==== Data extracts ====

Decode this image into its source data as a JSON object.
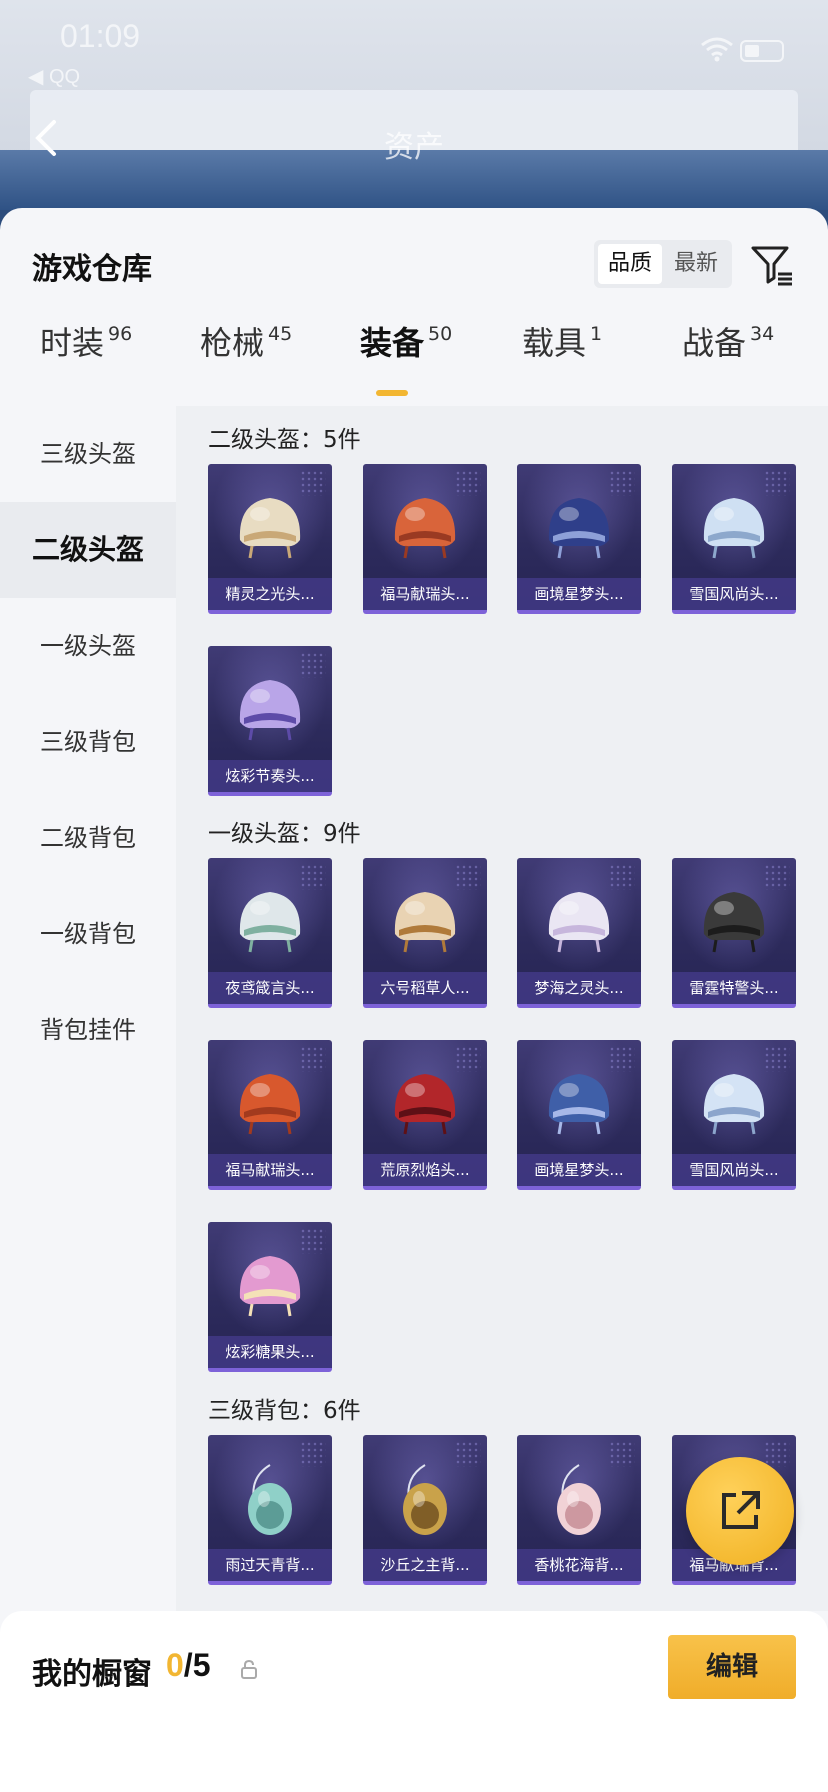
{
  "status_bar": {
    "time": "01:09",
    "app": "◀ QQ"
  },
  "nav": {
    "title": "资产"
  },
  "sheet": {
    "title": "游戏仓库",
    "sort": {
      "quality": "品质",
      "newest": "最新"
    }
  },
  "tabs": [
    {
      "label": "时装",
      "count": "96"
    },
    {
      "label": "枪械",
      "count": "45"
    },
    {
      "label": "装备",
      "count": "50"
    },
    {
      "label": "载具",
      "count": "1"
    },
    {
      "label": "战备",
      "count": "34"
    }
  ],
  "sidebar": [
    {
      "label": "三级头盔"
    },
    {
      "label": "二级头盔"
    },
    {
      "label": "一级头盔"
    },
    {
      "label": "三级背包"
    },
    {
      "label": "二级背包"
    },
    {
      "label": "一级背包"
    },
    {
      "label": "背包挂件"
    }
  ],
  "sections": [
    {
      "title": "二级头盔：5件",
      "items": [
        "精灵之光头...",
        "福马献瑞头...",
        "画境星梦头...",
        "雪国风尚头...",
        "炫彩节奏头..."
      ]
    },
    {
      "title": "一级头盔：9件",
      "items": [
        "夜鸢箴言头...",
        "六号稻草人...",
        "梦海之灵头...",
        "雷霆特警头...",
        "福马献瑞头...",
        "荒原烈焰头...",
        "画境星梦头...",
        "雪国风尚头...",
        "炫彩糖果头..."
      ]
    },
    {
      "title": "三级背包：6件",
      "items": [
        "雨过天青背...",
        "沙丘之主背...",
        "香桃花海背...",
        "福马献瑞背..."
      ]
    }
  ],
  "item_colors": {
    "0": [
      "#e8dcc2",
      "#c9a877"
    ],
    "1": [
      "#d9643a",
      "#9a3a22"
    ],
    "2": [
      "#2f3f8a",
      "#8ea0d8"
    ],
    "3": [
      "#cfe0f3",
      "#8da8cc"
    ],
    "4": [
      "#b9a5e8",
      "#5d4ba8"
    ],
    "5": [
      "#dfe7ea",
      "#7fb0a0"
    ],
    "6": [
      "#e9d3b3",
      "#b07a3a"
    ],
    "7": [
      "#eae6f3",
      "#c7b6dc"
    ],
    "8": [
      "#3a3a3a",
      "#1c1c1c"
    ],
    "9": [
      "#d8582d",
      "#a23a1e"
    ],
    "10": [
      "#b2262a",
      "#5e1016"
    ],
    "11": [
      "#3f5fa8",
      "#a7b8e8"
    ],
    "12": [
      "#d4e3f5",
      "#8ca5cc"
    ],
    "13": [
      "#e39ad0",
      "#f4e1b7"
    ],
    "14": [
      "#8fd0c8",
      "#4f8f8a"
    ],
    "15": [
      "#c9a24a",
      "#6e4e1e"
    ],
    "16": [
      "#f1d2d6",
      "#c48a92"
    ],
    "17": [
      "#d9643a",
      "#8a3a1e"
    ]
  },
  "bottom": {
    "label": "我的橱窗",
    "current": "0",
    "total": "/5",
    "edit": "编辑"
  },
  "colors": {
    "accent": "#f2b632",
    "card_bg": "#2d2b5c",
    "card_border": "#7d62d8"
  }
}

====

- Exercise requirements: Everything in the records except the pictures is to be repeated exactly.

- Solution:
Decode this image into its source data as a JSON object.
{
  "status_bar": {
    "time": "01:09",
    "app": "◀ QQ"
  },
  "nav": {
    "title": "资产"
  },
  "sheet": {
    "title": "游戏仓库",
    "sort": {
      "quality": "品质",
      "newest": "最新"
    }
  },
  "tabs": [
    {
      "label": "时装",
      "count": "96"
    },
    {
      "label": "枪械",
      "count": "45"
    },
    {
      "label": "装备",
      "count": "50"
    },
    {
      "label": "载具",
      "count": "1"
    },
    {
      "label": "战备",
      "count": "34"
    }
  ],
  "sidebar": [
    {
      "label": "三级头盔"
    },
    {
      "label": "二级头盔"
    },
    {
      "label": "一级头盔"
    },
    {
      "label": "三级背包"
    },
    {
      "label": "二级背包"
    },
    {
      "label": "一级背包"
    },
    {
      "label": "背包挂件"
    }
  ],
  "sections": [
    {
      "title": "二级头盔：5件",
      "items": [
        "精灵之光头...",
        "福马献瑞头...",
        "画境星梦头...",
        "雪国风尚头...",
        "炫彩节奏头..."
      ]
    },
    {
      "title": "一级头盔：9件",
      "items": [
        "夜鸢箴言头...",
        "六号稻草人...",
        "梦海之灵头...",
        "雷霆特警头...",
        "福马献瑞头...",
        "荒原烈焰头...",
        "画境星梦头...",
        "雪国风尚头...",
        "炫彩糖果头..."
      ]
    },
    {
      "title": "三级背包：6件",
      "items": [
        "雨过天青背...",
        "沙丘之主背...",
        "香桃花海背...",
        "福马献瑞背..."
      ]
    }
  ],
  "item_colors": {
    "0": [
      "#e8dcc2",
      "#c9a877"
    ],
    "1": [
      "#d9643a",
      "#9a3a22"
    ],
    "2": [
      "#2f3f8a",
      "#8ea0d8"
    ],
    "3": [
      "#cfe0f3",
      "#8da8cc"
    ],
    "4": [
      "#b9a5e8",
      "#5d4ba8"
    ],
    "5": [
      "#dfe7ea",
      "#7fb0a0"
    ],
    "6": [
      "#e9d3b3",
      "#b07a3a"
    ],
    "7": [
      "#eae6f3",
      "#c7b6dc"
    ],
    "8": [
      "#3a3a3a",
      "#1c1c1c"
    ],
    "9": [
      "#d8582d",
      "#a23a1e"
    ],
    "10": [
      "#b2262a",
      "#5e1016"
    ],
    "11": [
      "#3f5fa8",
      "#a7b8e8"
    ],
    "12": [
      "#d4e3f5",
      "#8ca5cc"
    ],
    "13": [
      "#e39ad0",
      "#f4e1b7"
    ],
    "14": [
      "#8fd0c8",
      "#4f8f8a"
    ],
    "15": [
      "#c9a24a",
      "#6e4e1e"
    ],
    "16": [
      "#f1d2d6",
      "#c48a92"
    ],
    "17": [
      "#d9643a",
      "#8a3a1e"
    ]
  },
  "bottom": {
    "label": "我的橱窗",
    "current": "0",
    "total": "/5",
    "edit": "编辑"
  },
  "colors": {
    "accent": "#f2b632",
    "card_bg": "#2d2b5c",
    "card_border": "#7d62d8"
  }
}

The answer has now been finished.